● EXERCISE OBJECTIVE: Look through the records and copy each line with the string "guitar" in it.

[Stored data]
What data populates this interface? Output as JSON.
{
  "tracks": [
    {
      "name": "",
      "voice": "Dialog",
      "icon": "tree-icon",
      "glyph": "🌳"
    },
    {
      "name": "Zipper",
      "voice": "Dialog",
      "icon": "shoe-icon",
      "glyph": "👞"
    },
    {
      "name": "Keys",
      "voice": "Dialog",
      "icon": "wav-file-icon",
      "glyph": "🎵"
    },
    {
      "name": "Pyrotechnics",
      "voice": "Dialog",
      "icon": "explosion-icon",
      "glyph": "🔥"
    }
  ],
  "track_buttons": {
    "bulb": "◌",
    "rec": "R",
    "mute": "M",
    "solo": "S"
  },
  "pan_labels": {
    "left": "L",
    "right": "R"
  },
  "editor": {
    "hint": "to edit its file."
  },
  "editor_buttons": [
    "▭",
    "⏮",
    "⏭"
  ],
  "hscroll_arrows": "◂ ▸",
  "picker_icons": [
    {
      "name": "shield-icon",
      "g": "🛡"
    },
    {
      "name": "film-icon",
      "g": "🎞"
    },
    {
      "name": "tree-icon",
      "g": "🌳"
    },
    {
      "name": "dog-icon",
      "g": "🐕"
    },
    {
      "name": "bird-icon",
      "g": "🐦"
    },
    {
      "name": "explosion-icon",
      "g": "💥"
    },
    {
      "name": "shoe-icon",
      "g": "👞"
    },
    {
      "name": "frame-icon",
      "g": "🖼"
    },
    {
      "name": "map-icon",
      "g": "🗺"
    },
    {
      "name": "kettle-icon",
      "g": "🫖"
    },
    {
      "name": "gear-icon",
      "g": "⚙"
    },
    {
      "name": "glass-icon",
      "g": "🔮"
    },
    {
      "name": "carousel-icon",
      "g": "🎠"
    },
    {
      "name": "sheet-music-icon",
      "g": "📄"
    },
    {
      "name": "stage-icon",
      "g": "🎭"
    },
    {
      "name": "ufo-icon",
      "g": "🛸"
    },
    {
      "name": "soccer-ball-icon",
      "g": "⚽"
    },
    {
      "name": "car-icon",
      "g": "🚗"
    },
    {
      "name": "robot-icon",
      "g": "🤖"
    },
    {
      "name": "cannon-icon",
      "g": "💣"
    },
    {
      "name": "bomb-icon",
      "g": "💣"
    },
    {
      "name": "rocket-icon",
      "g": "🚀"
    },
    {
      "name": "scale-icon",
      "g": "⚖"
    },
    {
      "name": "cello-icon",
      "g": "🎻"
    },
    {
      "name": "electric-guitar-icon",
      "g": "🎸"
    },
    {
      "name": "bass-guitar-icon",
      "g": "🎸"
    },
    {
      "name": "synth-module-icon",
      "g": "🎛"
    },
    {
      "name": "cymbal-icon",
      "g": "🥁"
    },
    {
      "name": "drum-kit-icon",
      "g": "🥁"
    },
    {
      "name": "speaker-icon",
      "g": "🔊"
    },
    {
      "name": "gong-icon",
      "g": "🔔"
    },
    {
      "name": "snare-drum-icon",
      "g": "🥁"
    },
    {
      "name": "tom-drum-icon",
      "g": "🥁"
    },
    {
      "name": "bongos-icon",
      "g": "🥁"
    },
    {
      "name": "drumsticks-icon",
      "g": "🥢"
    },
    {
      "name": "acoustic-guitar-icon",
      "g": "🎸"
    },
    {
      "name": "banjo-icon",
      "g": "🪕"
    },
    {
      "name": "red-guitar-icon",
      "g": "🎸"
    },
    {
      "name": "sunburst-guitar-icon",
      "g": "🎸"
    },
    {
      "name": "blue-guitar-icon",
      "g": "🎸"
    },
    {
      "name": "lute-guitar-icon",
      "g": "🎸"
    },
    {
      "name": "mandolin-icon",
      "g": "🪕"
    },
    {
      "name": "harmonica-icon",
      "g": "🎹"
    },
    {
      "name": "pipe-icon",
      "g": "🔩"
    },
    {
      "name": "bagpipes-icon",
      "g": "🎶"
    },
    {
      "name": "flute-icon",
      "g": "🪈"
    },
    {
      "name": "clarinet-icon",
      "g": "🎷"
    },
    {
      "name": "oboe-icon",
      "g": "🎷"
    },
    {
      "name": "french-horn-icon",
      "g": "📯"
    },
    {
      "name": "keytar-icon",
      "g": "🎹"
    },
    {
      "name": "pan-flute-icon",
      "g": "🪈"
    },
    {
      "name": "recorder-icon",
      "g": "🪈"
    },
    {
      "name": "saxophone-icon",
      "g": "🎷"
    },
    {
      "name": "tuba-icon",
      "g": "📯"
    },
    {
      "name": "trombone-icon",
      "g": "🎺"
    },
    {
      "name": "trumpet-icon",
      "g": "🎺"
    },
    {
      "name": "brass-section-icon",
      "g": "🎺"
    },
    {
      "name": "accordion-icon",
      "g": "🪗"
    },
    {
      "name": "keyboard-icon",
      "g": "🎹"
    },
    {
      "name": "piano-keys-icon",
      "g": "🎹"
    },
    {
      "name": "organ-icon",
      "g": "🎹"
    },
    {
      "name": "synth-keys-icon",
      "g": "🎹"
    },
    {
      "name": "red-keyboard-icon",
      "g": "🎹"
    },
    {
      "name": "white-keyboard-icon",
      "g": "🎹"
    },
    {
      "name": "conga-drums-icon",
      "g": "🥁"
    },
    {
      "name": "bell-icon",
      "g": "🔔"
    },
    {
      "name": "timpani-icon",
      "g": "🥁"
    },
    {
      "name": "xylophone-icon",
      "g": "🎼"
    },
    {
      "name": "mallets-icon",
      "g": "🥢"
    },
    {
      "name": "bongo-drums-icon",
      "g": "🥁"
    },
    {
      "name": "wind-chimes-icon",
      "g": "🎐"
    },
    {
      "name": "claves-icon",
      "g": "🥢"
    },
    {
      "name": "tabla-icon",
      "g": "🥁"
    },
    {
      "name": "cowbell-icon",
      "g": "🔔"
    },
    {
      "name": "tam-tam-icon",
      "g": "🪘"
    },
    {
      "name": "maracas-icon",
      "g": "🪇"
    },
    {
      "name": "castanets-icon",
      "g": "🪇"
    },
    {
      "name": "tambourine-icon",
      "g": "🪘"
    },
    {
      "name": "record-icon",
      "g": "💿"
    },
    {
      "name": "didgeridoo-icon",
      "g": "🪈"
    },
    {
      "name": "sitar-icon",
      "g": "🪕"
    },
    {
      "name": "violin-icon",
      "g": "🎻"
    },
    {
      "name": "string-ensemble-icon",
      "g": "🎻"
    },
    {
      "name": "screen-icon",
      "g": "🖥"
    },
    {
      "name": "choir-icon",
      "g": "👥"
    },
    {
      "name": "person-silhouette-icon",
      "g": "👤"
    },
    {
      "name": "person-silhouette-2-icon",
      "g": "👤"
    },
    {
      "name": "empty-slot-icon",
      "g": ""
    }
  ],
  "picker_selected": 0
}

● TASK SOLUTION:
      "name": "electric-guitar-icon",
      "name": "bass-guitar-icon",
      "name": "acoustic-guitar-icon",
      "name": "red-guitar-icon",
      "name": "sunburst-guitar-icon",
      "name": "blue-guitar-icon",
      "name": "lute-guitar-icon",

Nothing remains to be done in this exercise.